Print this Email this

Detention on Christmas Island

10 March 2009, 01:15PM

The history of Christmas Island

In 2001, as part of the Howard government’s Pacific Solution, 4000 islands were excised from Australia’s migration zone. This policy was directed at discouraging ‘boat people’ and allowing the Australian government to circumvent its international obligations to those claiming asylum whilst on Australian soil. As part of the Pacific Solution, asylum seekers who arrived by boat were sent to either the excised Christmas Island, or the island nation of Nauru.

In 2007, the Department of Immigration finished construction of an Immigration Reception and Processing Centre on Christmas Island. The centre, which contains approximately 800 beds, cost over $400 million to build and at least $30 million a year to run.

Christmas Island today

Although the current government has taken steps towards changing this detention policy, most notable by closing the detention centre on Nauru in February 2008, the 4000 islands remain excised and the government has reaffirmed its commitment to using the facilities on Christmas Island to process asylum claims.

In August 2008, Amnesty International Australia's National Director, Claire Mallinson, along with representatives from UNHCR, HREOC and the Ombudsman's office, visited Christmas Island to inspect the finished detention centre and asses the facilities for detaining and processing unauthorised arrivals.

Following this visit, a joint letter to the Minister for Immigration and Citizenship, Senator Chris Evans, was signed by Amnesty International and nine other organisations expressing concern about "the high security, prison-like character” of the Christmas Island Immigration Detention Centre. In the letter, the organisations point out that Christmas Island is “an extremely harsh and stark environment to detain people seeking asylum".

It is unclear why the government continues to use the facilities on Christmas Island when there are a range of alternatives on the mainland that provide a much more appropriate environment to accommodate refugee applicants - particularly for children.

Christmas Island detainees are denied their rights

Amnesty International Australia believes that asylum seekers should not be punished for their mode of arrival. Holding people who arrive by sea on Christmas Island is clearly a punitive measure, not only because of the unwelcoming environment, but also due to the distance from mainland Australia. The remote location of Christmas Island - 2,600 kilometres northwest of Perth - restricts detainees from accessing the same range of legal and health services available to detainees on mainland Australia. Since many of the people held on Christmas Island are survivors of torture and trauma, it is unacceptable that they do not have access to a full range of medical and counselling services.

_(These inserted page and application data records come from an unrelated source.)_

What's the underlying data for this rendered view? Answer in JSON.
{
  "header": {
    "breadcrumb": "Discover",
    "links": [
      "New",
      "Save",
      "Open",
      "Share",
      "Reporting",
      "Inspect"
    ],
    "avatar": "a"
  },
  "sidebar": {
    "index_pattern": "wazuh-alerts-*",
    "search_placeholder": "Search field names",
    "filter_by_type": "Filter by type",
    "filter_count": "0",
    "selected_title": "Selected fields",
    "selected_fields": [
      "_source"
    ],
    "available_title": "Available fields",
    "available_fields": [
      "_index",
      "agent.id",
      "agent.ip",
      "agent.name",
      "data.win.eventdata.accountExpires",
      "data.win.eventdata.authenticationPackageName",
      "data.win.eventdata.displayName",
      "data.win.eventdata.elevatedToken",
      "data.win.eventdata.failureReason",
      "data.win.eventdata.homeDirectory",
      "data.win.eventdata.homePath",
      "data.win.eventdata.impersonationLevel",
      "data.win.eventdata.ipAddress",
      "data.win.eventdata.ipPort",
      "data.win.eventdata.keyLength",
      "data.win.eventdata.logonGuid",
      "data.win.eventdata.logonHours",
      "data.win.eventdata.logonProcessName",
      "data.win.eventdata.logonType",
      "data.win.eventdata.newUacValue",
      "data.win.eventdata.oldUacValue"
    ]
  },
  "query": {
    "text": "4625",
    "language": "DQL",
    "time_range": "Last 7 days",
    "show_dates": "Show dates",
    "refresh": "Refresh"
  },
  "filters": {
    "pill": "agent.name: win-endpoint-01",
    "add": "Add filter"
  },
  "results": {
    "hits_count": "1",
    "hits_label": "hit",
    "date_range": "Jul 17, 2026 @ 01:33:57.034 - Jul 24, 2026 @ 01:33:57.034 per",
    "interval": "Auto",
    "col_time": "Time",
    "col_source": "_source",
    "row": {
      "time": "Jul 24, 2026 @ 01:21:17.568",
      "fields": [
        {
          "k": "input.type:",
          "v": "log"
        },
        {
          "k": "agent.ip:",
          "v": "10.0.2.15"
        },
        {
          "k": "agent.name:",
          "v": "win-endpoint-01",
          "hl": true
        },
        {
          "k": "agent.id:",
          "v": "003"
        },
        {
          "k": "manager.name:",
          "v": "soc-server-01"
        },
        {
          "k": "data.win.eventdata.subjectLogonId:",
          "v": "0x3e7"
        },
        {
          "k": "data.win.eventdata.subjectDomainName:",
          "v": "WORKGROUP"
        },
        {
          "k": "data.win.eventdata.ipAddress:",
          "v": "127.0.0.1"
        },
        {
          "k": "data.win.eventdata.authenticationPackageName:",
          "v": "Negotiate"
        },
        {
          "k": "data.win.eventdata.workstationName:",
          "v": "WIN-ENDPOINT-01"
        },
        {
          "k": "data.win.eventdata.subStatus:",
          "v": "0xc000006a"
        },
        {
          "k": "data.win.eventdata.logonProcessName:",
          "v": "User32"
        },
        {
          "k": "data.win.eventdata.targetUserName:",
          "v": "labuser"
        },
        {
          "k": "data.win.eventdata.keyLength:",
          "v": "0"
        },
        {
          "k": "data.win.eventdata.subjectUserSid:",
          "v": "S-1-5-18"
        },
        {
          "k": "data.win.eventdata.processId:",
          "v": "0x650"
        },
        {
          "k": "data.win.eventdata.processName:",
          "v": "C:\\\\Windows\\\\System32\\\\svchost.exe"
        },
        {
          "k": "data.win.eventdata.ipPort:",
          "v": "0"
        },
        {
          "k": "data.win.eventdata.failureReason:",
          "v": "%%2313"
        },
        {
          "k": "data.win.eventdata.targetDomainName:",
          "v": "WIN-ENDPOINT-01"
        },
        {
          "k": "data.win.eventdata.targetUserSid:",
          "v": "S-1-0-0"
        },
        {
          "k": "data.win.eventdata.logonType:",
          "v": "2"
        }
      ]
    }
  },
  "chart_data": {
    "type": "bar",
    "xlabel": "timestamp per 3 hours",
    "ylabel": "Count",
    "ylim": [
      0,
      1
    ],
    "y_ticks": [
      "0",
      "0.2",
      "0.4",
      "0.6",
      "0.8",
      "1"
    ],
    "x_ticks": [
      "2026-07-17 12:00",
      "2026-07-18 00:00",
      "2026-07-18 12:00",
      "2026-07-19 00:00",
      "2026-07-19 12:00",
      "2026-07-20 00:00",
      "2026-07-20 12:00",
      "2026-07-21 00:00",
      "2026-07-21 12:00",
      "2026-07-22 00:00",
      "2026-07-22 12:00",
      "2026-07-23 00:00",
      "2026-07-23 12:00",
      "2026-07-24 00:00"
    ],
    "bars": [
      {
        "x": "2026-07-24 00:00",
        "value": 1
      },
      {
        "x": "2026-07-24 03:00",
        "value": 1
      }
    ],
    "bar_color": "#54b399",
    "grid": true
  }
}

Moreover, asylum seekers lodging applications from Christmas Island do not have the same rights when applying for refugee status as those on mainland Australia.

For example, on Christmas Island there is no time limit for the processing of refugee claims unlike on the mainland where processing must take place within 90 days of application. Amnesty International Australia believes that all asylum seekers claiming protection should have the same rights, regardless of whether they arrived by plane or boat.

The continuing use of Christmas Island as an offshore detention centre is not consistent with the Australian government’s stated policy of treating all asylum seekers humanely and with dignity. Amnesty International is calling on the current government to reverse the excision of the 4000 islands and close the Christmas Island Immigration Reception and Processing Centre.

Make an impact

Najeeba with her brother Mahdi and sisters Nooria and Raihana © Hamish Gregory

Desperate people fleeing persecution should not be offloaded to some of the world's poorest countries. Sign our petition telling the next Prime Minister to give asylum seekers a fair go.

3924 others have taken this action. Be the next:

Act now

Stay Informed

Sign up for email updates

Subscribe using RSS

Get Involved

copyright: AI

Around the world, millions of refugees seek sanctuary from violence and persecution. By giving now you will be protecting the rights of people like these two boys, watching food distribution at Gaga Refugee Camp in eastern Chad.